■ AIM OF THE TASK
The entries are to be reproduced word for word, with all images left out.

(Dataset rows for apps and sites)
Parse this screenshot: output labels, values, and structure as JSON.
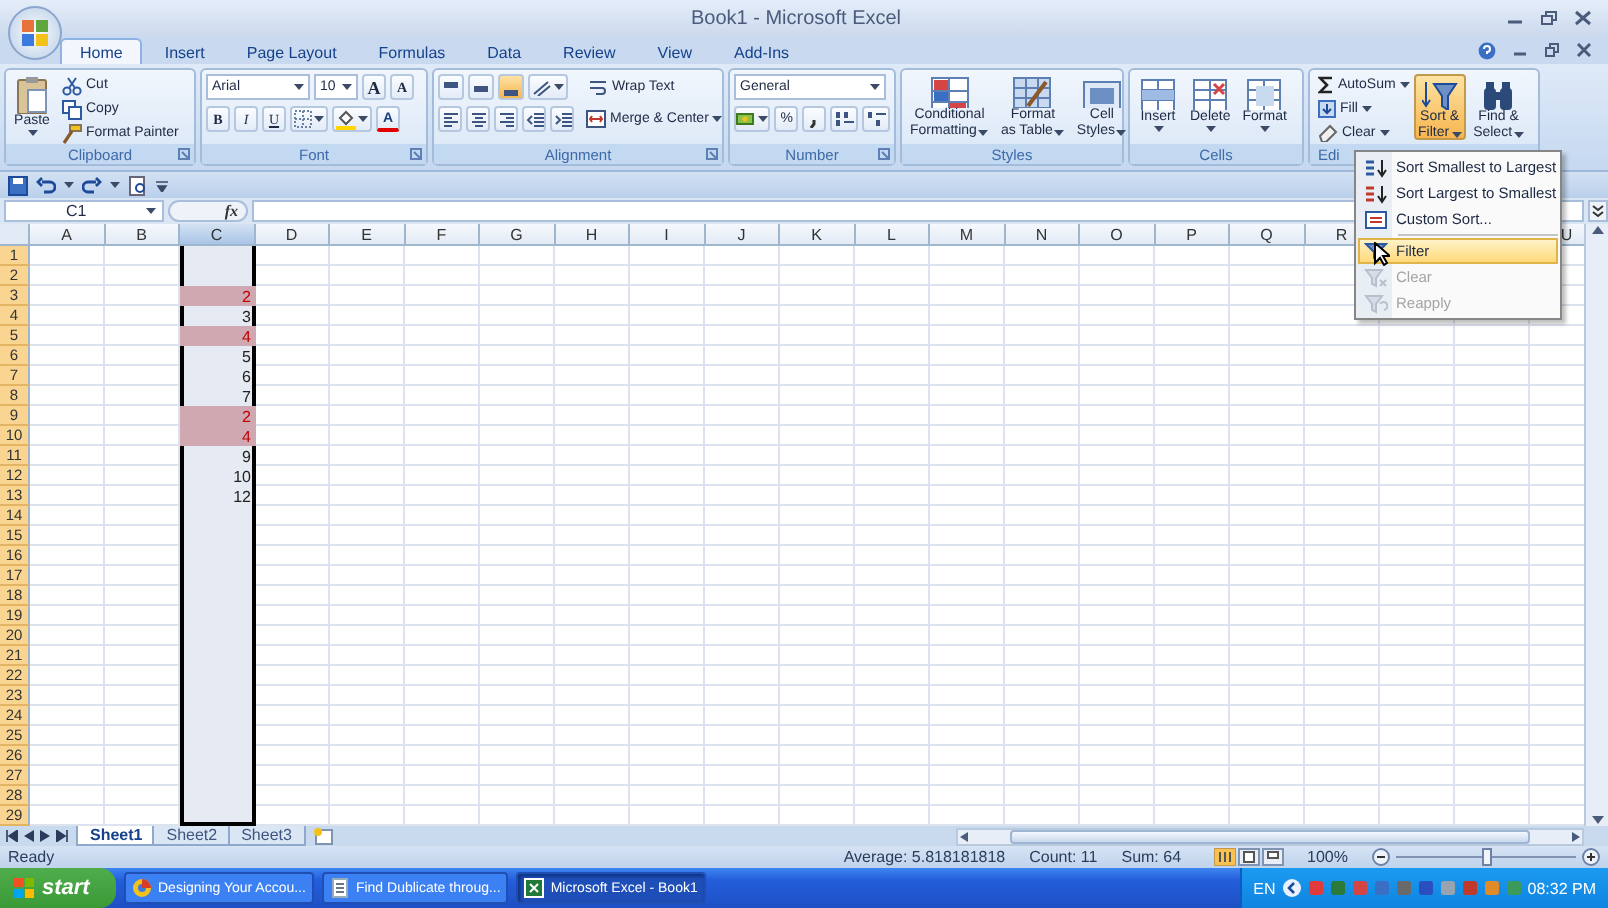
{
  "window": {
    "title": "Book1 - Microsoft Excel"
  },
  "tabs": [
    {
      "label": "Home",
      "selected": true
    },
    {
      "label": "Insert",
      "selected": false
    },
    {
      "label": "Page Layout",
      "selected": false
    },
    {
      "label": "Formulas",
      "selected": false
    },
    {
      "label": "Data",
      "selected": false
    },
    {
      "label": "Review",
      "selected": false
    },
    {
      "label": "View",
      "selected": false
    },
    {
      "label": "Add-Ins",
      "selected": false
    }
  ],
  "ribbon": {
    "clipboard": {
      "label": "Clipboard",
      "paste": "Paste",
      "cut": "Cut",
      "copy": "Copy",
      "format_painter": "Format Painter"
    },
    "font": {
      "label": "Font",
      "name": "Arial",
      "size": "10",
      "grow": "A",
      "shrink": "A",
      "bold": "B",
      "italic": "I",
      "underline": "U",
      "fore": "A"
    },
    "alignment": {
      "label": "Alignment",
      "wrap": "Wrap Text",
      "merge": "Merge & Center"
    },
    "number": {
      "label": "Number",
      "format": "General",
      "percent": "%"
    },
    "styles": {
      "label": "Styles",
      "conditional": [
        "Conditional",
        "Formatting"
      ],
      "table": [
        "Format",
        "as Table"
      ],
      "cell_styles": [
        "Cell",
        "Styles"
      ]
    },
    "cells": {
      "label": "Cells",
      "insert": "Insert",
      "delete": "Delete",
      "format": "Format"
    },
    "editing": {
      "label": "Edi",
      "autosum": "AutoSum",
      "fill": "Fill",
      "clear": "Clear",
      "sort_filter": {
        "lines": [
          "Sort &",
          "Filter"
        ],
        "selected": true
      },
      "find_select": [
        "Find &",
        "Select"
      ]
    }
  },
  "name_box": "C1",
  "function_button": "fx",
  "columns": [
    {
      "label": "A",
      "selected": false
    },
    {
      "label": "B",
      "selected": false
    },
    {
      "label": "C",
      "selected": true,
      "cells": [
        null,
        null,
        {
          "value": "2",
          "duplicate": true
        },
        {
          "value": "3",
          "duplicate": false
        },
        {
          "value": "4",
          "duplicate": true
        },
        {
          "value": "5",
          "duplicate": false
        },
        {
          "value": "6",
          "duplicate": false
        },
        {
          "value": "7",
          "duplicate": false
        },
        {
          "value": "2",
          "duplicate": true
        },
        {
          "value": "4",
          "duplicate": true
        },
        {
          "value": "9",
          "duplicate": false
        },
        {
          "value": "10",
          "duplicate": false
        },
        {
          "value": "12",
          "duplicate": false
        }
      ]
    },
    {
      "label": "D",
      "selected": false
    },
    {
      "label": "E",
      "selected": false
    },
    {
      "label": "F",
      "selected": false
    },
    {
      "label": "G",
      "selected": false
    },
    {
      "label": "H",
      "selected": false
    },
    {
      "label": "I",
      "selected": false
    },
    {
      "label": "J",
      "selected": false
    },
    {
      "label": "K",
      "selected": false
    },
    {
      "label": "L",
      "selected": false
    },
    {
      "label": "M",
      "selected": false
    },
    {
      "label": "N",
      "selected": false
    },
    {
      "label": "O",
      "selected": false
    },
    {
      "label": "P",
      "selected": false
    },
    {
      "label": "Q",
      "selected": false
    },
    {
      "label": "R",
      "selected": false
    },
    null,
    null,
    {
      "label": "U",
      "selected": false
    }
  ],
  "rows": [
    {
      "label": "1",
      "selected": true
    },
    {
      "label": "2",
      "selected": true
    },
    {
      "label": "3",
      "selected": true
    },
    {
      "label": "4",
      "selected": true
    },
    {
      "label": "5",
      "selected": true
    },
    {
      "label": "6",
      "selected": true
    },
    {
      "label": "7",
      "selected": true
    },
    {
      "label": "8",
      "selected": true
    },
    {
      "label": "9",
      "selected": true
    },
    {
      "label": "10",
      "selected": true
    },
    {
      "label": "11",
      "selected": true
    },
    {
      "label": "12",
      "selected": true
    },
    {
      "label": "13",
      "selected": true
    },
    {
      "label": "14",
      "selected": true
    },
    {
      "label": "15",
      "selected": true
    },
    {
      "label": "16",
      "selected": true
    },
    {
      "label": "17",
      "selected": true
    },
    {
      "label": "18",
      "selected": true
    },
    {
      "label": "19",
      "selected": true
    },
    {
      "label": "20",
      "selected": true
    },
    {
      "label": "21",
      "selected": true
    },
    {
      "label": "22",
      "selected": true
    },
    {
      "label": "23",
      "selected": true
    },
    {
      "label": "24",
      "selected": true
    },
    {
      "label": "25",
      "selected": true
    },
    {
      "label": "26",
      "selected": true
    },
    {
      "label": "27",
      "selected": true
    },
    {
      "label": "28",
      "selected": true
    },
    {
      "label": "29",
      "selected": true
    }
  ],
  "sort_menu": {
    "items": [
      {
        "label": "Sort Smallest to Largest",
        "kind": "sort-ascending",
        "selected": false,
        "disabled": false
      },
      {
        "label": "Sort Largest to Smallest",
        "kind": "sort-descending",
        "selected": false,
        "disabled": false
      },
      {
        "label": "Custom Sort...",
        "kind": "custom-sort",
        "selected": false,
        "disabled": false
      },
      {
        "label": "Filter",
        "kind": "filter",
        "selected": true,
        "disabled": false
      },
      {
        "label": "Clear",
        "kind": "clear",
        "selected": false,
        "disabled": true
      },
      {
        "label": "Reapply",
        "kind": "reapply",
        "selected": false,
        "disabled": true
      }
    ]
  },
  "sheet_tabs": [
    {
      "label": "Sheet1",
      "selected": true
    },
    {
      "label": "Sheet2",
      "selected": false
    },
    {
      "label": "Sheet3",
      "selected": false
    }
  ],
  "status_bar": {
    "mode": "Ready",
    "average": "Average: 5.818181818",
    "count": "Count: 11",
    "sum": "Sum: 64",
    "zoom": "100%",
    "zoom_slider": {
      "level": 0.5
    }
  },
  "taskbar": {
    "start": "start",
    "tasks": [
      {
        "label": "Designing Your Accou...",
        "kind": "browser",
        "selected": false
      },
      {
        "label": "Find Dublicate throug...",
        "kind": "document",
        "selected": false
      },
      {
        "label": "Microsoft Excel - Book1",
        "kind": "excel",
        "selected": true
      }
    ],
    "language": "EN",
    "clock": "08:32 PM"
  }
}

■ ANSWER SPACE
Parse this screenshot: output labels, values, and structure as JSON.
{
  "window": {
    "title": "Book1 - Microsoft Excel"
  },
  "tabs": [
    {
      "label": "Home",
      "selected": true
    },
    {
      "label": "Insert",
      "selected": false
    },
    {
      "label": "Page Layout",
      "selected": false
    },
    {
      "label": "Formulas",
      "selected": false
    },
    {
      "label": "Data",
      "selected": false
    },
    {
      "label": "Review",
      "selected": false
    },
    {
      "label": "View",
      "selected": false
    },
    {
      "label": "Add-Ins",
      "selected": false
    }
  ],
  "ribbon": {
    "clipboard": {
      "label": "Clipboard",
      "paste": "Paste",
      "cut": "Cut",
      "copy": "Copy",
      "format_painter": "Format Painter"
    },
    "font": {
      "label": "Font",
      "name": "Arial",
      "size": "10",
      "grow": "A",
      "shrink": "A",
      "bold": "B",
      "italic": "I",
      "underline": "U",
      "fore": "A"
    },
    "alignment": {
      "label": "Alignment",
      "wrap": "Wrap Text",
      "merge": "Merge & Center"
    },
    "number": {
      "label": "Number",
      "format": "General",
      "percent": "%"
    },
    "styles": {
      "label": "Styles",
      "conditional": [
        "Conditional",
        "Formatting"
      ],
      "table": [
        "Format",
        "as Table"
      ],
      "cell_styles": [
        "Cell",
        "Styles"
      ]
    },
    "cells": {
      "label": "Cells",
      "insert": "Insert",
      "delete": "Delete",
      "format": "Format"
    },
    "editing": {
      "label": "Edi",
      "autosum": "AutoSum",
      "fill": "Fill",
      "clear": "Clear",
      "sort_filter": {
        "lines": [
          "Sort &",
          "Filter"
        ],
        "selected": true
      },
      "find_select": [
        "Find &",
        "Select"
      ]
    }
  },
  "name_box": "C1",
  "function_button": "fx",
  "columns": [
    {
      "label": "A",
      "selected": false
    },
    {
      "label": "B",
      "selected": false
    },
    {
      "label": "C",
      "selected": true,
      "cells": [
        null,
        null,
        {
          "value": "2",
          "duplicate": true
        },
        {
          "value": "3",
          "duplicate": false
        },
        {
          "value": "4",
          "duplicate": true
        },
        {
          "value": "5",
          "duplicate": false
        },
        {
          "value": "6",
          "duplicate": false
        },
        {
          "value": "7",
          "duplicate": false
        },
        {
          "value": "2",
          "duplicate": true
        },
        {
          "value": "4",
          "duplicate": true
        },
        {
          "value": "9",
          "duplicate": false
        },
        {
          "value": "10",
          "duplicate": false
        },
        {
          "value": "12",
          "duplicate": false
        }
      ]
    },
    {
      "label": "D",
      "selected": false
    },
    {
      "label": "E",
      "selected": false
    },
    {
      "label": "F",
      "selected": false
    },
    {
      "label": "G",
      "selected": false
    },
    {
      "label": "H",
      "selected": false
    },
    {
      "label": "I",
      "selected": false
    },
    {
      "label": "J",
      "selected": false
    },
    {
      "label": "K",
      "selected": false
    },
    {
      "label": "L",
      "selected": false
    },
    {
      "label": "M",
      "selected": false
    },
    {
      "label": "N",
      "selected": false
    },
    {
      "label": "O",
      "selected": false
    },
    {
      "label": "P",
      "selected": false
    },
    {
      "label": "Q",
      "selected": false
    },
    {
      "label": "R",
      "selected": false
    },
    null,
    null,
    {
      "label": "U",
      "selected": false
    }
  ],
  "rows": [
    {
      "label": "1",
      "selected": true
    },
    {
      "label": "2",
      "selected": true
    },
    {
      "label": "3",
      "selected": true
    },
    {
      "label": "4",
      "selected": true
    },
    {
      "label": "5",
      "selected": true
    },
    {
      "label": "6",
      "selected": true
    },
    {
      "label": "7",
      "selected": true
    },
    {
      "label": "8",
      "selected": true
    },
    {
      "label": "9",
      "selected": true
    },
    {
      "label": "10",
      "selected": true
    },
    {
      "label": "11",
      "selected": true
    },
    {
      "label": "12",
      "selected": true
    },
    {
      "label": "13",
      "selected": true
    },
    {
      "label": "14",
      "selected": true
    },
    {
      "label": "15",
      "selected": true
    },
    {
      "label": "16",
      "selected": true
    },
    {
      "label": "17",
      "selected": true
    },
    {
      "label": "18",
      "selected": true
    },
    {
      "label": "19",
      "selected": true
    },
    {
      "label": "20",
      "selected": true
    },
    {
      "label": "21",
      "selected": true
    },
    {
      "label": "22",
      "selected": true
    },
    {
      "label": "23",
      "selected": true
    },
    {
      "label": "24",
      "selected": true
    },
    {
      "label": "25",
      "selected": true
    },
    {
      "label": "26",
      "selected": true
    },
    {
      "label": "27",
      "selected": true
    },
    {
      "label": "28",
      "selected": true
    },
    {
      "label": "29",
      "selected": true
    }
  ],
  "sort_menu": {
    "items": [
      {
        "label": "Sort Smallest to Largest",
        "kind": "sort-ascending",
        "selected": false,
        "disabled": false
      },
      {
        "label": "Sort Largest to Smallest",
        "kind": "sort-descending",
        "selected": false,
        "disabled": false
      },
      {
        "label": "Custom Sort...",
        "kind": "custom-sort",
        "selected": false,
        "disabled": false
      },
      {
        "label": "Filter",
        "kind": "filter",
        "selected": true,
        "disabled": false
      },
      {
        "label": "Clear",
        "kind": "clear",
        "selected": false,
        "disabled": true
      },
      {
        "label": "Reapply",
        "kind": "reapply",
        "selected": false,
        "disabled": true
      }
    ]
  },
  "sheet_tabs": [
    {
      "label": "Sheet1",
      "selected": true
    },
    {
      "label": "Sheet2",
      "selected": false
    },
    {
      "label": "Sheet3",
      "selected": false
    }
  ],
  "status_bar": {
    "mode": "Ready",
    "average": "Average: 5.818181818",
    "count": "Count: 11",
    "sum": "Sum: 64",
    "zoom": "100%",
    "zoom_slider": {
      "level": 0.5
    }
  },
  "taskbar": {
    "start": "start",
    "tasks": [
      {
        "label": "Designing Your Accou...",
        "kind": "browser",
        "selected": false
      },
      {
        "label": "Find Dublicate throug...",
        "kind": "document",
        "selected": false
      },
      {
        "label": "Microsoft Excel - Book1",
        "kind": "excel",
        "selected": true
      }
    ],
    "language": "EN",
    "clock": "08:32 PM"
  }
}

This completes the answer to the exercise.